> _What you are asked to do_: Please write out all the data exactly as shown.

......

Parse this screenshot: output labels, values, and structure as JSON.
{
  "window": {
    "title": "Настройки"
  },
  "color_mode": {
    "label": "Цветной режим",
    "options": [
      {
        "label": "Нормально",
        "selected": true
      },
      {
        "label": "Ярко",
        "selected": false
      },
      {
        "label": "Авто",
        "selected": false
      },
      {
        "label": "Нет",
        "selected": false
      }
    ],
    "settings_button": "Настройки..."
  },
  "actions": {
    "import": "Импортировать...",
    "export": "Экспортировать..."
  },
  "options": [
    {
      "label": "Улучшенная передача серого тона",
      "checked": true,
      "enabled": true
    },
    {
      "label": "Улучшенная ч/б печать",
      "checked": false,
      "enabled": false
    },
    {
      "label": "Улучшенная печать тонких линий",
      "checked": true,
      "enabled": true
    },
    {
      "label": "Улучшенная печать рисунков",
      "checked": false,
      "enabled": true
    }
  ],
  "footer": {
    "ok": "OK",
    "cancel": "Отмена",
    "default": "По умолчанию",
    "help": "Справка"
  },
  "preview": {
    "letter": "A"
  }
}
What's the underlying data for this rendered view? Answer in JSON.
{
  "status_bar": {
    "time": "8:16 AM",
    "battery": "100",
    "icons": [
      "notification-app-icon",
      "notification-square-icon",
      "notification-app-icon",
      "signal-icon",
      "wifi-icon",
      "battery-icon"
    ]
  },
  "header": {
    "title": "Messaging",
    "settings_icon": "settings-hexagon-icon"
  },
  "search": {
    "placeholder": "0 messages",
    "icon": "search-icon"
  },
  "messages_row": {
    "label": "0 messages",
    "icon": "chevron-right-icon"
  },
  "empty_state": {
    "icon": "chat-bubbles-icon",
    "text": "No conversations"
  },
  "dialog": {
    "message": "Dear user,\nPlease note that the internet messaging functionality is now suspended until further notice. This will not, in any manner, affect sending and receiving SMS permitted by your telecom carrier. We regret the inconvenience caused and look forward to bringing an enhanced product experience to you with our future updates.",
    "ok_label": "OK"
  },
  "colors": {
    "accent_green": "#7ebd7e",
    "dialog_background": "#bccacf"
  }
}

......

> _Response to the exercise_:
Parse this screenshot: output labels, values, and structure as JSON.
{
  "window": {
    "title": "Настройки"
  },
  "color_mode": {
    "label": "Цветной режим",
    "options": [
      {
        "label": "Нормально",
        "selected": true
      },
      {
        "label": "Ярко",
        "selected": false
      },
      {
        "label": "Авто",
        "selected": false
      },
      {
        "label": "Нет",
        "selected": false
      }
    ],
    "settings_button": "Настройки..."
  },
  "actions": {
    "import": "Импортировать...",
    "export": "Экспортировать..."
  },
  "options": [
    {
      "label": "Улучшенная передача серого тона",
      "checked": true,
      "enabled": true
    },
    {
      "label": "Улучшенная ч/б печать",
      "checked": false,
      "enabled": false
    },
    {
      "label": "Улучшенная печать тонких линий",
      "checked": true,
      "enabled": true
    },
    {
      "label": "Улучшенная печать рисунков",
      "checked": false,
      "enabled": true
    }
  ],
  "footer": {
    "ok": "OK",
    "cancel": "Отмена",
    "default": "По умолчанию",
    "help": "Справка"
  },
  "preview": {
    "letter": "A"
  }
}
What's the underlying data for this rendered view? Answer in JSON.
{
  "status_bar": {
    "time": "8:16 AM",
    "battery": "100",
    "icons": [
      "notification-app-icon",
      "notification-square-icon",
      "notification-app-icon",
      "signal-icon",
      "wifi-icon",
      "battery-icon"
    ]
  },
  "header": {
    "title": "Messaging",
    "settings_icon": "settings-hexagon-icon"
  },
  "search": {
    "placeholder": "0 messages",
    "icon": "search-icon"
  },
  "messages_row": {
    "label": "0 messages",
    "icon": "chevron-right-icon"
  },
  "empty_state": {
    "icon": "chat-bubbles-icon",
    "text": "No conversations"
  },
  "dialog": {
    "message": "Dear user,\nPlease note that the internet messaging functionality is now suspended until further notice. This will not, in any manner, affect sending and receiving SMS permitted by your telecom carrier. We regret the inconvenience caused and look forward to bringing an enhanced product experience to you with our future updates.",
    "ok_label": "OK"
  },
  "colors": {
    "accent_green": "#7ebd7e",
    "dialog_background": "#bccacf"
  }
}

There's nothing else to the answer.